  ... hack on master branch starting at remote branch cvs/master
 $ cd ${CWD}
 $ rsync -avS --delete --delay-updates --rsh=ssh ${CVSROOT}/. rsyncdir
 $ cd ${CWD}/cvsdir
 $ cvs -d ${CWD}/rsyncdir update -PdA -kk $MODULE
 $ cd ${CWD}/gitdir
 $ git rebase -i cvs/master
  ... resolve conflicts and clean up history

Merge pending patches into CVS automatically

 $ git cherry cvs/master master | sed -n 's/^+ //p' | xargs -l1 \
   git cvsexportcommit -ckpuv -d $CVSROOT -w ${CWD}/cvsdir/
 $ rm -rf ${CWD}/cvsdir

The "-d $CVSROOT" is required since CVS is used in an asymmetric fashion.

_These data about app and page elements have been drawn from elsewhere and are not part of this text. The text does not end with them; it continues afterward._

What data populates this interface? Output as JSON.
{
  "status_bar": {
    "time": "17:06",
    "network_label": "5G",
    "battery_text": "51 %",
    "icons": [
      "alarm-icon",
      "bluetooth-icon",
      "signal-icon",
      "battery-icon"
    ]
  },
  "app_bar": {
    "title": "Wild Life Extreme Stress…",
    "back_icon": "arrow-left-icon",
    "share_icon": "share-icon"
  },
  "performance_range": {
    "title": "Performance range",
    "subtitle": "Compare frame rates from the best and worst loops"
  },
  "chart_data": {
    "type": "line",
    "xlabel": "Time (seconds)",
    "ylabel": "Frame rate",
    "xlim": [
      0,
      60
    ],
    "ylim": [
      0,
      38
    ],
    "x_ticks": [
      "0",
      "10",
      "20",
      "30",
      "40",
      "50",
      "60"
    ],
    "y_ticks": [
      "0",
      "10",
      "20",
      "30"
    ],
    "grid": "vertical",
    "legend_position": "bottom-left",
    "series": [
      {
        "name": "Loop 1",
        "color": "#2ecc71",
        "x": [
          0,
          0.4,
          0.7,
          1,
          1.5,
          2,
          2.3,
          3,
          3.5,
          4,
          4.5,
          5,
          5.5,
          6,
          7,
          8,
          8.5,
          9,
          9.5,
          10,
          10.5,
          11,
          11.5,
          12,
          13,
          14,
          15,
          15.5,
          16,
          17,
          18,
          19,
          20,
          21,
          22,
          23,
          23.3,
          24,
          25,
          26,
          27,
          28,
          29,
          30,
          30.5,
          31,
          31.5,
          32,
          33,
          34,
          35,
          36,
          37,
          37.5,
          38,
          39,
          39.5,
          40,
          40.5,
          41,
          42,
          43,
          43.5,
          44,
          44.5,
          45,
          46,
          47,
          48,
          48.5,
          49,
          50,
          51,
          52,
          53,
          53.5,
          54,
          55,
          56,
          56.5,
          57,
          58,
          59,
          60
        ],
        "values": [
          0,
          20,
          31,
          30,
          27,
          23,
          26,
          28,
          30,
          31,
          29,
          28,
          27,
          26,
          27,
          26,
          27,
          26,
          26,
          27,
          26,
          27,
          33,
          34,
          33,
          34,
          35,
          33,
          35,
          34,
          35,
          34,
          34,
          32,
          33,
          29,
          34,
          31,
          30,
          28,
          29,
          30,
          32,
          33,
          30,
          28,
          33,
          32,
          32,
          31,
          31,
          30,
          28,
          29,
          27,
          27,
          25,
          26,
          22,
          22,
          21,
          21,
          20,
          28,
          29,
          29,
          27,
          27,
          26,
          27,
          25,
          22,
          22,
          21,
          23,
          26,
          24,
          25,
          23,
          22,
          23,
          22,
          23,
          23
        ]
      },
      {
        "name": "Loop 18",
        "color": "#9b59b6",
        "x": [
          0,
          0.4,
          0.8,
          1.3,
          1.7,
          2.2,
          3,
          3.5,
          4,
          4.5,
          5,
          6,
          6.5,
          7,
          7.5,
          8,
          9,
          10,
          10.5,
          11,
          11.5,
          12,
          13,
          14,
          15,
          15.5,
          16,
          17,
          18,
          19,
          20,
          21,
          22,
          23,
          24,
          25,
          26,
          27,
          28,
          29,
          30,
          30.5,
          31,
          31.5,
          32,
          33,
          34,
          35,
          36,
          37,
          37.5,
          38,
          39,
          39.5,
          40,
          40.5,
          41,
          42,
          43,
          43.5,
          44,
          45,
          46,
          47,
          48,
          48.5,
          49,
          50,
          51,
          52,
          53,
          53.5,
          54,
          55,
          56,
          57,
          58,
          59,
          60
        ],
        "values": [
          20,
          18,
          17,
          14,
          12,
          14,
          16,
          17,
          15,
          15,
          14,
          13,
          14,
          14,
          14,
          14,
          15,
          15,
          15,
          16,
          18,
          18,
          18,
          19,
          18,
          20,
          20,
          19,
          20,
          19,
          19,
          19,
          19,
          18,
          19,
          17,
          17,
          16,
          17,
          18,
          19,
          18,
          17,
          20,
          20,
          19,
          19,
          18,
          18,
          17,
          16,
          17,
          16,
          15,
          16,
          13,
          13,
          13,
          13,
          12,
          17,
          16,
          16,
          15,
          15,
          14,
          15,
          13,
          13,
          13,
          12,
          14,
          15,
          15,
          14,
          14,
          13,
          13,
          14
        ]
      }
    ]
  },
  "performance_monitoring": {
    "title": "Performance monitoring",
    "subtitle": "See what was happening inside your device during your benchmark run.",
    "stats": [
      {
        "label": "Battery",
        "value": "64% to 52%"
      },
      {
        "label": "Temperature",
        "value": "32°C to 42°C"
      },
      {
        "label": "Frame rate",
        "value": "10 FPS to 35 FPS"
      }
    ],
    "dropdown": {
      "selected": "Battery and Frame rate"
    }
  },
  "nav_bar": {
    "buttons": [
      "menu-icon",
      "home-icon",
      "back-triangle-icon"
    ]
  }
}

I am writing a git-cvs script to ease bidirectional operations between a single CVS tree and git.

Download git-cvs script and put it as git-cvs in your $PATH.

See "git cvs help" for what it does. This takes care lots of sanity checks and corner cases.

approach 1

 $ git cvs init :ext:${CVSROOT} $MODULE
 $ cd $MODULE
... hack hack
 $ git commit -a -m "change set 1"
 $ git cvs dcommit
... long time
 $ git cvs update

approach 2

 $ git cvs sync ${CVSROOT} $MODULE
 $ cd gitdir
... hack hack
 $ git commit -a -m "change set 1"
 $ git cvs dcommit
... long time
 $ git cvs update

See also: